**Dataset records**
┏━━

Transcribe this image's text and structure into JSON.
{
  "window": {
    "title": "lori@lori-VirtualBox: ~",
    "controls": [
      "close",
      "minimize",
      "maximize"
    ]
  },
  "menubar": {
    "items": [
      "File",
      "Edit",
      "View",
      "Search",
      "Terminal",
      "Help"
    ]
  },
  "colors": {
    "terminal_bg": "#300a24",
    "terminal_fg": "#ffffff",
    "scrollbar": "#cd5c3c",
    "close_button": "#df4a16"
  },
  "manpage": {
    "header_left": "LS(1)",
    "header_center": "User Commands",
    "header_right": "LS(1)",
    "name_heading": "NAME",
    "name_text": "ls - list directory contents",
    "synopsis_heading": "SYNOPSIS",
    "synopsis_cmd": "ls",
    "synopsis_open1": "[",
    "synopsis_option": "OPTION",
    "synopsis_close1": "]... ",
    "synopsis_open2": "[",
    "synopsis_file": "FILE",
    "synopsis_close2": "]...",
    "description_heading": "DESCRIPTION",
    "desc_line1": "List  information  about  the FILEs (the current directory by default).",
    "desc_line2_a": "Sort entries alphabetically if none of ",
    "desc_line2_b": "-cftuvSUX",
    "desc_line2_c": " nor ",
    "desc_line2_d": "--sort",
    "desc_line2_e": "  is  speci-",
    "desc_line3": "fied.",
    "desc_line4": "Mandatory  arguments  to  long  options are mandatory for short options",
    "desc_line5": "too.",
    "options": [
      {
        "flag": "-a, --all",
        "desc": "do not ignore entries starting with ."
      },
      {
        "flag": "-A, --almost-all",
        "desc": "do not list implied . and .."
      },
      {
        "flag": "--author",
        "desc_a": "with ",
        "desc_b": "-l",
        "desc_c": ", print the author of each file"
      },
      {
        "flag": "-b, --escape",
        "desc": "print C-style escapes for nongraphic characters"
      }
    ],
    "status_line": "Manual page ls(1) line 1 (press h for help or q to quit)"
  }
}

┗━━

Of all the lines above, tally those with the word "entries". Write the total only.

**RESPONSE TO THE TASK**
2